Children are, by nature, social animals. They instinctively want to interact with each other. That’s why it’s so good for your toddler to have friends – she has much more fun playing with friends than she does playing on her own. She feels positive about herself when she has pals. You may even find your toddler becomes irritable and uncooperative once she’s played on her own too long.
Making friends is easier said than done, however. Watch a couple of toddlers playing in a room together – the chances are that they’ll fall out at some point. It’s not that your toddler dislikes other children, she’s torn between her normal feelings of wanting to control everything and a desire to play happily with her friends, which can lead to disruption. You’ll have noticed your tot going through four recognised psychological stages in the development of childhood friendships. In the first stage, as a baby, she’ll have ignored the company of others her own age and played on her own. This is known as solitary play. Then comes parallel play. As she gets a bit older, she plays alongside other children and watches what they do. She won’t have really interacted with them, though. Now you’ll see her in the third stage, called associative play, where she watches some of the time, tries to play with the others a bit, but isn’t able to play together for more than
a minute or two. Lastly, toddlers reach the stage where they enjoy cooperative play with other children. She starts to have particular friends, and they try to play games with rules.
Helping her along
Whether she’s a playdate pro or still getting confident, there are plenty of skills you can help your toddler develop to form friendships.
Firstly, there’s sharing. This skill is difficult for a young child to develop because it involves giving something of hers to another child without getting anything in return. Help her by practising sharing her toys with you at home.
Next is cooperation. This happens when a child works in conjunction with one of her friends to achieve a common goal.

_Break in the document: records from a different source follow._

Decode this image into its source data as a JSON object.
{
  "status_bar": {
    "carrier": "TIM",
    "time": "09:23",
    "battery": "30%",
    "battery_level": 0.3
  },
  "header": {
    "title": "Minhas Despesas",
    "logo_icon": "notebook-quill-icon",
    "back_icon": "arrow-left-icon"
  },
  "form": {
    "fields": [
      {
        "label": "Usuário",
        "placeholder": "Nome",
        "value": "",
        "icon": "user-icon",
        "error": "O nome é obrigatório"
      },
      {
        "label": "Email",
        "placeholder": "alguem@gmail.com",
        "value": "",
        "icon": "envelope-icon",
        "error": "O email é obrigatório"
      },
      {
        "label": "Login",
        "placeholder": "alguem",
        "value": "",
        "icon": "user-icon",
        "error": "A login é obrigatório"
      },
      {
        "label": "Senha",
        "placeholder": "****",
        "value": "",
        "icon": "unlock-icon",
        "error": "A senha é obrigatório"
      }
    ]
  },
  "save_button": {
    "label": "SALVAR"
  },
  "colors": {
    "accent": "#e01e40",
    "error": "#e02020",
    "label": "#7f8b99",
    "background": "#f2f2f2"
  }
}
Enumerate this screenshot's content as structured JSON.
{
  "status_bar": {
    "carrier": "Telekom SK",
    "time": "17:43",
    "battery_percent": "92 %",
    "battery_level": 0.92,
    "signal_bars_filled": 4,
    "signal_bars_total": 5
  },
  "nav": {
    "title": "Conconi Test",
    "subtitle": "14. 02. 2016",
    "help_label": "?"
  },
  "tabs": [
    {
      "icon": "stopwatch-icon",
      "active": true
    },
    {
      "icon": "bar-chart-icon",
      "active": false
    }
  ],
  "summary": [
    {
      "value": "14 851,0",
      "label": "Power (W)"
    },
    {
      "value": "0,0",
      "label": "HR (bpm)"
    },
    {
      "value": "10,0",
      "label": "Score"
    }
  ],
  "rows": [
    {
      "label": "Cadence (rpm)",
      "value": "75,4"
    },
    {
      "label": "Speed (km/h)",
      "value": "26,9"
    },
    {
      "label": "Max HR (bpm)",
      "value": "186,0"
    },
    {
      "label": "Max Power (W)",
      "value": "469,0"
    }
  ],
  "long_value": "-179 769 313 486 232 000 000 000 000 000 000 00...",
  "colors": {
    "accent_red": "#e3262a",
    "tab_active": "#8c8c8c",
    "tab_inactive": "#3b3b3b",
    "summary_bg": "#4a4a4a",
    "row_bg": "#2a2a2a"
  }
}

The typical toddler is competitive and prefers to suit herself. She probably won’t be fully cooperative until she’s 3 or 4.
Finally, there’s empathy. This is your toddler’s ability to understand and share the feelings of another child. Most of the time, young children are unable to do this and can only think of their own desires. However, the more you let your toddler play and explore her feelings as she
does, the more she’ll get to grips with it all.
Teach your toddler how to use body language positively in order to build her friendships. Simple actions, such as making eye contact, smiling, keeping her head up and her shoulders back will make a huge difference to other children’s reactions to her.